- Faubourg Tremé
Faubourg Tremé is a documentary steeped in the music and atmosphere of New Orleans. And it has an unlikely Vermont connection, as Venice, Calif., filmmaker Todd Darling discovered after he arranged to bring his brand-new Burning Fuse Film Festival to Merrill’s Roxy Cinema in Burlington.
Directed by Dawn Logsdon, the 2007 film follows Times-Picayune reporter Lolis Eric Elie as he renovates his home in the historic Tremé neighborhood (or Sixth Ward) not long before the arrival of Hurricane Katrina. From his 75-year-old contractor, Irving Trevigne, he learns more about Tremé’s vibrant past. Research reveals that Trevigne’s ancestor, Paul Trevigne, edited the nation’s first African American-owned newspaper in the 1860s and played a key role in expanding civil rights during Reconstruction, before the forces of segregation clamped down.
Faubourg Tremé closes with elegiac footage of the neighborhood after Katrina. A caption tells us that Irving Trevigne, whose home was devastated by the storm, relocated to Vermont and passed away less than a year later.

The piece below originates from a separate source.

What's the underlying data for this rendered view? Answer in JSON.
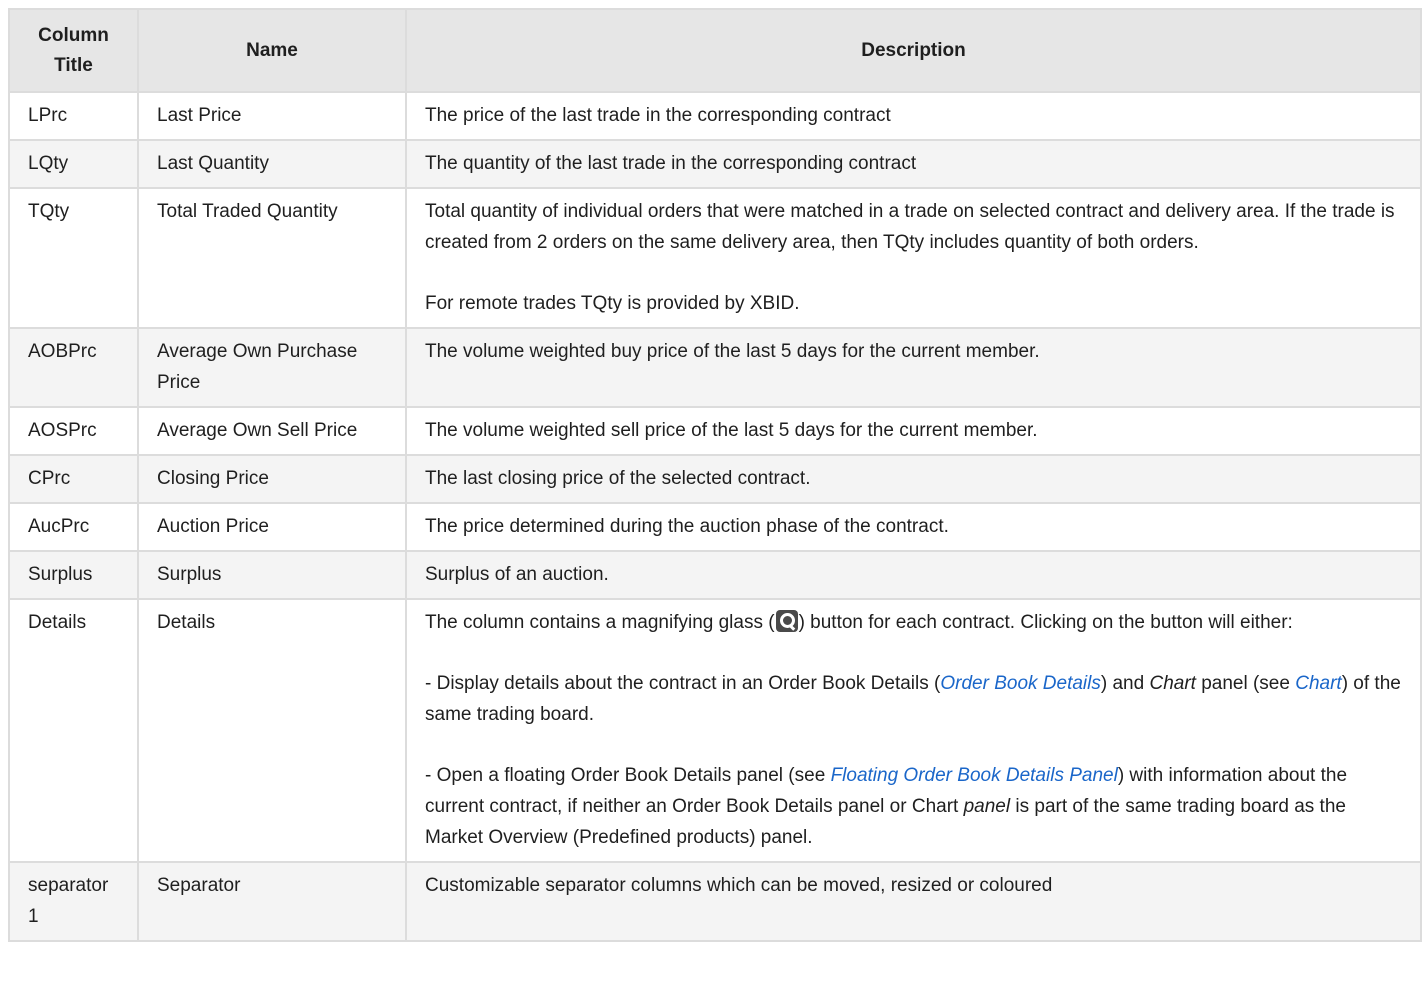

Trevigne’s Vermont connection was his granddaughter Gina DuVernay, who’d moved to Burlington a few years earlier with her husband Tyre to work at Body Art Studio. Back in 2005, Cathy Resmer reported in Seven Days that “the couple is assisting 19 friends and family members who have moved to the Burlington area in Katrina’s wake.” Today, the DuVernays are part owners of Burlington’s 1/2 Lounge, just a couple of blocks from the Roxy.
Darling didn’t know any of this when he contacted Roxy owner Merrill Jarvis III about bringing his film fest to Burlington, he says in a phone interview. He just wanted to find venues for his showcase of six issue-oriented documentaries “where there seemed to be grassroots organizations that would be interested in these films.”
But when he found out about the New Orleans-Burlington link, Darling arranged for the DuVernays to attend the first screening of Faubourg Tremé, along with Irving Trevigne’s widow, Audrey Trevigne, and his daughter, Ava Andrews. A post-show party will be held at the 1/2 with New Orleans-style cocktails and music.
Darling calls the six Burning Fuse documentaries (which will play all week at the Roxy; see sidebar for schedule) “films that are substantive or substantial or about something.” Beyond that, they sure vary. While Tremé explores a little-known chapter in history — a thriving African American community that predated Harlem — Pussycat Preacher, directed by Bill Day, is very much of the present. It tells the story of Heather Veitch, an ex-stripper who started an evangelical ministry for sex workers called JC’s Girls — to the shock of some members of her Southern California church.
To Green Mountain folks, the sight of Veitch parading around in her high heels and platinum hair extensions, chaperoning strippers to a church where the pastor looks like a surfer, may seem a bit surreal. A more sober film — and one likely to hit close to home — is Darling’s own documentary, A Snow Mobile for George. It follows the filmmaker on a road trip across the U.S. as he tries to find out why George W. Bush reversed a ban on snowmobiles with polluting two-stroke engines. What he discovers is a landscape of rampant deregulation and environmental collapse.
The result is a Michael Moore-style exposé. And Darling, who says he’s “had a chequered past” producing and editing shows such as “Laguna Beach” and “The Man Show,” recently got plaudits from Moore himself at a fest where Snow Mobile was shown. “He said, ‘I loved it!’” Darling exults.
The other Burning Fuse docs include Sliding Liberia, about surfers catching waves in an unlikely place; Murder, Spies & Voting Lies, a real-life whodunit involving a vote-rigging scandal; and Soldiers of Conscience, an investigation of servicemen who don’t want to kill, made with the cooperation of the Pentagon.
Burlington will be the fest’s second stop after San Francisco, and Darling hopes to find venues in other cities. At a time when distributors — the companies that normally get films into theaters — are “taking less chances on less product,” he says, many “good films have been unseen by their intended audience.” In a tough economic climate, festivals are a way for filmmakers to “become our own distributors, in effect,” Darling explains. “All these films were labors of love, and this festival is a labor of love.”